Over the past year I’ve made it a goal to soak in an epsom salt bath at least once per week. It’s a time for me to escape from child-rearing and household chores for a few minutes, (OK who are we kidding, like an hour) and to rest and relax while watching my latest TV drama (I’m a sucker for Masterpiece theater). I add 2 cups of epsom salt into the hot water and usually a few drops of lavender essential oil for a calming sensation. After a good soak, I feel relaxed and ready to head straight to bed.
My husband recently jumped on the bandwagon as he’s suffering with intensely sore muscles after starting CrossFit. You can find him in the tub up to 3 times a week with peppermint or other essential oils added for that extra relief from the soreness. He has become a believer and some nights there is an intense negotiation about who gets the bath tub!
What is Epsom Salt?
Epsom salt is not a salt for food, but a mineral compound called magnesium sulfate that was first discovered at a salt spring in the town of Epsom, just south of London. The salt was purified from the water and has been used for the last several centuries for numerous therapeutic benefits from relieving headache to curing constipation.
You can purchase epsom salt at most general merchandise stores and it is very inexpensive. We will often use the Publix brand, 4lb bag, and it is only around $3. There are other options like Dr Teal‘s that include lavender or other ingredients.
Benefits of Epsom Salt
It is not a stretch of the imagination that a nice hot bath can reduce stress after a rough day. Adding epsom salt to these baths can amplify the benefits. Many people insist it reduces toxic load in the body by aiding the liver in the process of detoxification. This is thought to be done by the sulfur component of the compound that bind the toxins for expiration.
Epsom salt baths have also been known to relieve various types of pain, anything from muscle aches and strains to fibromyalgia. Some believe it helps tissues heal faster from ligament injury and tendon sprains.

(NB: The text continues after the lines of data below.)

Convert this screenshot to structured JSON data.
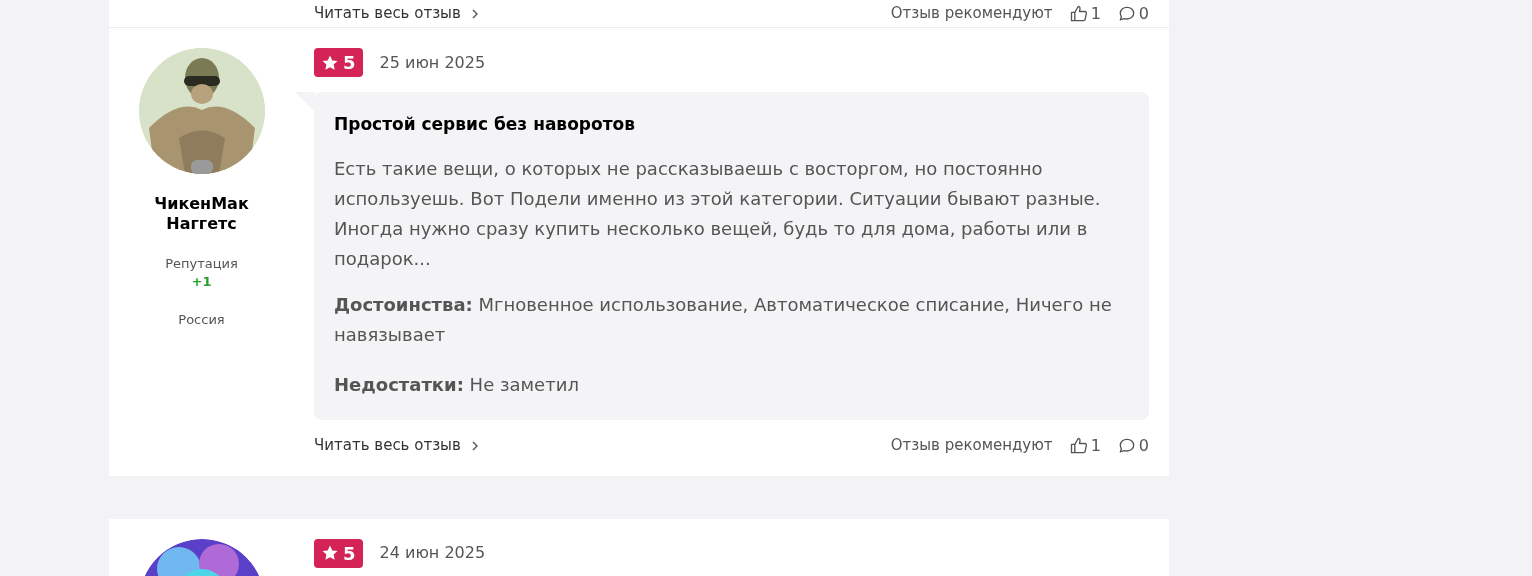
{
  "previous_review_footer": {
    "read_more": "Читать весь отзыв",
    "recommend_label": "Отзыв рекомендуют",
    "likes": "1",
    "comments": "0"
  },
  "reviews": [
    {
      "rating": "5",
      "date": "25 июн 2025",
      "author": "ЧикенМак Наггетс",
      "reputation_label": "Репутация",
      "reputation": "+1",
      "country": "Россия",
      "title": "Простой сервис без наворотов",
      "text": "Есть такие вещи, о которых не рассказываешь с восторгом, но постоянно используешь. Вот Подели именно из этой категории. Ситуации бывают разные. Иногда нужно сразу купить несколько вещей, будь то для дома, работы или в подарок...",
      "pros": "**Достоинства:** Мгновенное использование, Автоматическое списание, Ничего не навязывает",
      "cons": "**Недостатки:** Не заметил",
      "read_more": "Читать весь отзыв",
      "recommend_label": "Отзыв рекомендуют",
      "likes": "1",
      "comments": "0"
    },
    {
      "rating": "5",
      "date": "24 июн 2025"
    }
  ]
}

Soaking in a tub of warm epsom salt water allows us to absorb magnesium, an element our bodies are usually deficient in. Why are we deficient? Many people believe it’s due to soil depletion from lack of crop rotation and allowing the ground to rest. Also, most of our diets are sufficiently lacking in nutritious food with so much processing in the standard American diet.
Magnesium performs numerous functions in the body including regulation of over 325 enzymes, as well as being involved in muscle control along with sending electrical impulses throughout the body. In medicine, it’s used in the treatment of conditions such as asthma and preeclampsia. Definitely an important mineral for the optimal functioning of our bodies.

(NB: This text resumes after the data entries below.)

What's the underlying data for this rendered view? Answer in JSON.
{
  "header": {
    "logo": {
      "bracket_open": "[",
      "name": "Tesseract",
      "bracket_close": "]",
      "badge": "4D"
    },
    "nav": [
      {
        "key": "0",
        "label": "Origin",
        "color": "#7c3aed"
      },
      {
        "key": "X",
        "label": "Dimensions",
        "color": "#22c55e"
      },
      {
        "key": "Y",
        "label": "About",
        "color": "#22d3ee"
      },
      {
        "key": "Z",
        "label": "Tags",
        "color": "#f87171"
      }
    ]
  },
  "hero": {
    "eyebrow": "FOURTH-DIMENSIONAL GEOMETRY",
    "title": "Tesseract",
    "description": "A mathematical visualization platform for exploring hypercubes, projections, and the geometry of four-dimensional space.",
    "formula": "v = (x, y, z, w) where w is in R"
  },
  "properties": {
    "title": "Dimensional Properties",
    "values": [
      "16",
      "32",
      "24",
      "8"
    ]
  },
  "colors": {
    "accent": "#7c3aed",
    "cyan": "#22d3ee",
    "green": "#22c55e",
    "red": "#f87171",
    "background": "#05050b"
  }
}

Do Epsom Salt Baths Work?
It has never been scientifically proven that epsom salt baths provide the beneficial properties that I’ve mentioned above. This is probably because research is usually performed in connection with a specific drug, if drug companies aren’t involved then there isn’t the money to spend on the research. There is one study performed by a woman in England who showed that magnesium is in fact absorbed through the skin during an Epsom salt bath, which had been questioned by many for several years.

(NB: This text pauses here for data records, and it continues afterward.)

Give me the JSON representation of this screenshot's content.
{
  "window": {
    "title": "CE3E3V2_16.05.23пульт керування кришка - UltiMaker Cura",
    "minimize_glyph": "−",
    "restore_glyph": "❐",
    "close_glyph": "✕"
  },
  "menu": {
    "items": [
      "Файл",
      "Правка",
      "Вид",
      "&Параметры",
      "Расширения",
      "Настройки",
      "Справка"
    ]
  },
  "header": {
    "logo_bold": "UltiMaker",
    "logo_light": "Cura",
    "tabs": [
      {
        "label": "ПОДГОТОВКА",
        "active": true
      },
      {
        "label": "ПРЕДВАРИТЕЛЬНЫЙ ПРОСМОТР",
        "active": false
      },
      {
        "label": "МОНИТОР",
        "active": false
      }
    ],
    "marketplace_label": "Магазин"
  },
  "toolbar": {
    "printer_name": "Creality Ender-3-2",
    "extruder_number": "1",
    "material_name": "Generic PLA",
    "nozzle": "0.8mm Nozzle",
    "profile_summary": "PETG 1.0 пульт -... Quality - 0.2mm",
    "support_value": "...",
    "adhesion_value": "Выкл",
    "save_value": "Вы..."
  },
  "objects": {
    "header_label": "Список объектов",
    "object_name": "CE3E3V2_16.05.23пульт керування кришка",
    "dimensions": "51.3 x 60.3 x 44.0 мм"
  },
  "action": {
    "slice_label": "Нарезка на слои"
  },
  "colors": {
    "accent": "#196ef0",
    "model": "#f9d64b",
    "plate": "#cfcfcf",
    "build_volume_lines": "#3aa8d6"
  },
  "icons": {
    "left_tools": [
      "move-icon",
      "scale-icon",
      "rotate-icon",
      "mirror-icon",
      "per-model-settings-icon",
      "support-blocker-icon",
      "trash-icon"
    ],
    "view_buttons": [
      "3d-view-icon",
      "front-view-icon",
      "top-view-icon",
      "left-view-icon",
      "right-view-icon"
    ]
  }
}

So can I prove that epsom salt bath relieves insomnia? No, not necessarily – whether it’s the stress relieving warm bath, the lavender essential oils, or the Epsom salt, I’m not sure, but I know I sleep like a baby afterwards.
Does it relieve muscle aches and pains? It does sufficiently enough to get my husband back in the bathtub night after night to relieve sore muscles.
Will it help with your headaches or migraines? It’s worth a try!
Take the Plunge
I would recommend that you start slowly with Epsom salt baths, as you can feel worn down the next day after taking your first one. Start with one cup in warm water, and adults can go up to 2 cups at a time. Children under 60 pounds should use half a cup of Epsom salt in the bath. You can do this up to three times a week, soaking for 20 minutes. You can eventually soak for much longer, as I mentioned I will sit for up to one hour once a week. You can even add your favorite essential oils for added benefit. I mean, who doesn’t want an excuse to take a hot back in the evening before bed? So, take the plunge and let me know what you think!
Thanks for reading this article and remember that every journey begins with a single step… Take one today.
~ Kelly ~